Available data:
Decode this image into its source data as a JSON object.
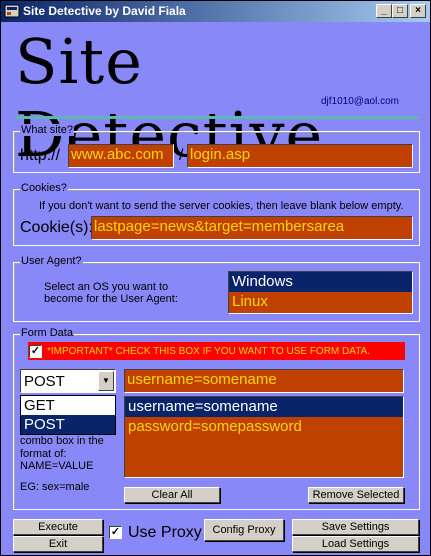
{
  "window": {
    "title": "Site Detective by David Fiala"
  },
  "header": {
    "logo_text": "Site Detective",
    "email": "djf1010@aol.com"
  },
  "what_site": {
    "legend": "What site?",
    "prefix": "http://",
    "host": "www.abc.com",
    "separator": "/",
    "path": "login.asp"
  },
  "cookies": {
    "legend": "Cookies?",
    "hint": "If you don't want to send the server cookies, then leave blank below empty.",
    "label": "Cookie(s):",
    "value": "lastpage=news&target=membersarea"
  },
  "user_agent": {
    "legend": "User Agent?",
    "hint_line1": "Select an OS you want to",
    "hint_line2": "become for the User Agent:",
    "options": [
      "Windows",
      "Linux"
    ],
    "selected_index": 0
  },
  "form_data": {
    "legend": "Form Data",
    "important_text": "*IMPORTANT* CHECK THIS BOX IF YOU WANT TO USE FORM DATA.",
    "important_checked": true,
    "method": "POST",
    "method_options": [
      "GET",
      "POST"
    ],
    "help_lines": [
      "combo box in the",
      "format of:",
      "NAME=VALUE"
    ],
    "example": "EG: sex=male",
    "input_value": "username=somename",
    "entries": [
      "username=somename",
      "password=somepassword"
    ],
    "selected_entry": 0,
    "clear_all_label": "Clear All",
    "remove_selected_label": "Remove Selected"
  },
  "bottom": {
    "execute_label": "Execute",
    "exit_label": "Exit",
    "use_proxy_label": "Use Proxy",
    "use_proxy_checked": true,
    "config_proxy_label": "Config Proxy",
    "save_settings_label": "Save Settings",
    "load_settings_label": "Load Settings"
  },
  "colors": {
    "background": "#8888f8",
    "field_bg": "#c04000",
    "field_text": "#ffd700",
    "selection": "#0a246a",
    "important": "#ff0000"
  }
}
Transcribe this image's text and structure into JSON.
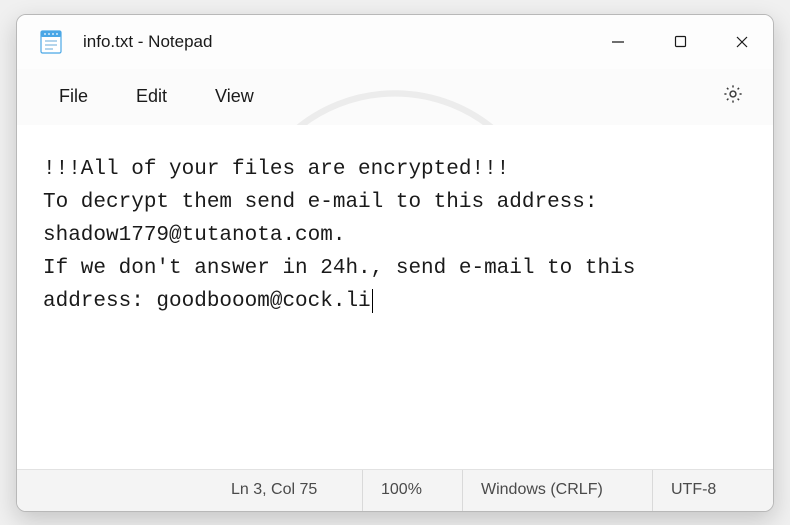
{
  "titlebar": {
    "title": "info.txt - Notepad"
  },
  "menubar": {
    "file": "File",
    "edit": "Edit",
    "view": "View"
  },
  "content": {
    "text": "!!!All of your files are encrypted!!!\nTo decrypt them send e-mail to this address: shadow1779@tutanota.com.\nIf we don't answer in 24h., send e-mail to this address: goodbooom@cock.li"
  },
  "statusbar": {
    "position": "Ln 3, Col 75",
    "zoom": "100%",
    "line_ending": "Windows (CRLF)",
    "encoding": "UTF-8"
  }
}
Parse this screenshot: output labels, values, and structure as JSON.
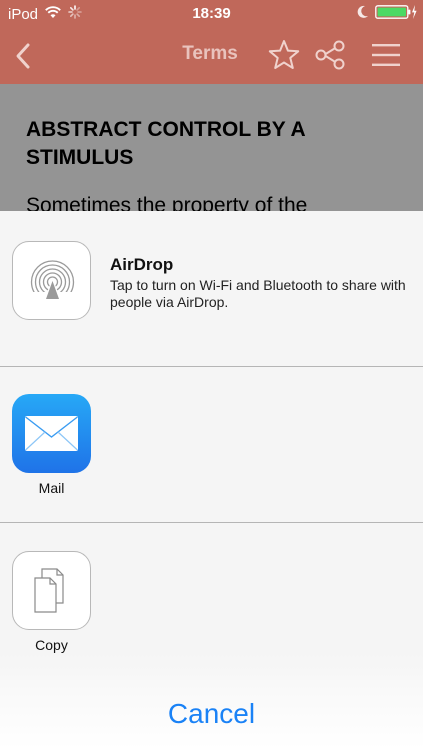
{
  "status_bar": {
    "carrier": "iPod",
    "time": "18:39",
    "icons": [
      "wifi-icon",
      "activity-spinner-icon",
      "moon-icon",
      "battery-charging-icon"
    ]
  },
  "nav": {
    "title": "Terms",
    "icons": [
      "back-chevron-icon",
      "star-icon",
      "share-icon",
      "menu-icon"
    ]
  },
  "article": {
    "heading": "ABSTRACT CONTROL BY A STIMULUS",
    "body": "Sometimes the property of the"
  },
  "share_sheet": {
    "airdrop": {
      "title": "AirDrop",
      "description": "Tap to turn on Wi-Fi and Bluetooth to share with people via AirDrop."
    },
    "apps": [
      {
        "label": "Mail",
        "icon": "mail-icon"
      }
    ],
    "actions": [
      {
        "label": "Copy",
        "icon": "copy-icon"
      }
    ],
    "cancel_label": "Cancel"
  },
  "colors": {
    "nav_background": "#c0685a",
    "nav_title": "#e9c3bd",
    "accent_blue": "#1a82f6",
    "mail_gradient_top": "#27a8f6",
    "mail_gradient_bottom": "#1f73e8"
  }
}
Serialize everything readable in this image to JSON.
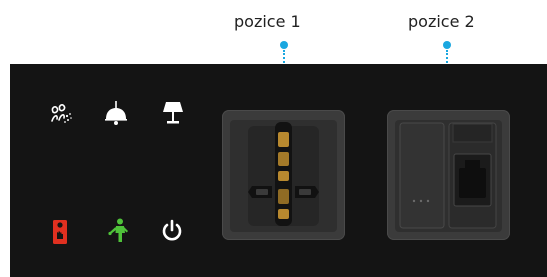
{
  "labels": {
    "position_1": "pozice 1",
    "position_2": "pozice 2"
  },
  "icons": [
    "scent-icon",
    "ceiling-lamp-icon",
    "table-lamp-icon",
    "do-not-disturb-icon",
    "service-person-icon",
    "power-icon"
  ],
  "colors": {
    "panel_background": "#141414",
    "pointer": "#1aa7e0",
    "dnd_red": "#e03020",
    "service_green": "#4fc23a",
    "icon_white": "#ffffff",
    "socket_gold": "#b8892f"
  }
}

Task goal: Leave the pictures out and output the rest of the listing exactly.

Response to the exercise:
Decode this image into its source data as a JSON object.
{
  "window": {
    "title": "Site Detective by David Fiala"
  },
  "header": {
    "logo_text": "Site Detective",
    "email": "djf1010@aol.com"
  },
  "what_site": {
    "legend": "What site?",
    "prefix": "http://",
    "host": "www.abc.com",
    "separator": "/",
    "path": "login.asp"
  },
  "cookies": {
    "legend": "Cookies?",
    "hint": "If you don't want to send the server cookies, then leave blank below empty.",
    "label": "Cookie(s):",
    "value": "lastpage=news&target=membersarea"
  },
  "user_agent": {
    "legend": "User Agent?",
    "hint_line1": "Select an OS you want to",
    "hint_line2": "become for the User Agent:",
    "options": [
      "Windows",
      "Linux"
    ],
    "selected_index": 0
  },
  "form_data": {
    "legend": "Form Data",
    "important_text": "*IMPORTANT* CHECK THIS BOX IF YOU WANT TO USE FORM DATA.",
    "important_checked": true,
    "method": "POST",
    "method_options": [
      "GET",
      "POST"
    ],
    "help_lines": [
      "combo box in the",
      "format of:",
      "NAME=VALUE"
    ],
    "example": "EG: sex=male",
    "input_value": "username=somename",
    "entries": [
      "username=somename",
      "password=somepassword"
    ],
    "selected_entry": 0,
    "clear_all_label": "Clear All",
    "remove_selected_label": "Remove Selected"
  },
  "bottom": {
    "execute_label": "Execute",
    "exit_label": "Exit",
    "use_proxy_label": "Use Proxy",
    "use_proxy_checked": true,
    "config_proxy_label": "Config Proxy",
    "save_settings_label": "Save Settings",
    "load_settings_label": "Load Settings"
  },
  "colors": {
    "background": "#8888f8",
    "field_bg": "#c04000",
    "field_text": "#ffd700",
    "selection": "#0a246a",
    "important": "#ff0000"
  }
}
Transcribe this image's text and structure into JSON.
{
  "titlebar": {
    "title": "info.txt - Notepad"
  },
  "menubar": {
    "file": "File",
    "edit": "Edit",
    "view": "View"
  },
  "content": {
    "text": "!!!All of your files are encrypted!!!\nTo decrypt them send e-mail to this address: shadow1779@tutanota.com.\nIf we don't answer in 24h., send e-mail to this address: goodbooom@cock.li"
  },
  "statusbar": {
    "position": "Ln 3, Col 75",
    "zoom": "100%",
    "line_ending": "Windows (CRLF)",
    "encoding": "UTF-8"
  }
}
Parse this screenshot: output labels, values, and structure as JSON.
{
  "status_bar": {
    "carrier": "iPod",
    "time": "18:39",
    "icons": [
      "wifi-icon",
      "activity-spinner-icon",
      "moon-icon",
      "battery-charging-icon"
    ]
  },
  "nav": {
    "title": "Terms",
    "icons": [
      "back-chevron-icon",
      "star-icon",
      "share-icon",
      "menu-icon"
    ]
  },
  "article": {
    "heading": "ABSTRACT CONTROL BY A STIMULUS",
    "body": "Sometimes the property of the"
  },
  "share_sheet": {
    "airdrop": {
      "title": "AirDrop",
      "description": "Tap to turn on Wi-Fi and Bluetooth to share with people via AirDrop."
    },
    "apps": [
      {
        "label": "Mail",
        "icon": "mail-icon"
      }
    ],
    "actions": [
      {
        "label": "Copy",
        "icon": "copy-icon"
      }
    ],
    "cancel_label": "Cancel"
  },
  "colors": {
    "nav_background": "#c0685a",
    "nav_title": "#e9c3bd",
    "accent_blue": "#1a82f6",
    "mail_gradient_top": "#27a8f6",
    "mail_gradient_bottom": "#1f73e8"
  }
}
Serialize everything readable in this image to JSON.
{
  "labels": {
    "position_1": "pozice 1",
    "position_2": "pozice 2"
  },
  "icons": [
    "scent-icon",
    "ceiling-lamp-icon",
    "table-lamp-icon",
    "do-not-disturb-icon",
    "service-person-icon",
    "power-icon"
  ],
  "colors": {
    "panel_background": "#141414",
    "pointer": "#1aa7e0",
    "dnd_red": "#e03020",
    "service_green": "#4fc23a",
    "icon_white": "#ffffff",
    "socket_gold": "#b8892f"
  }
}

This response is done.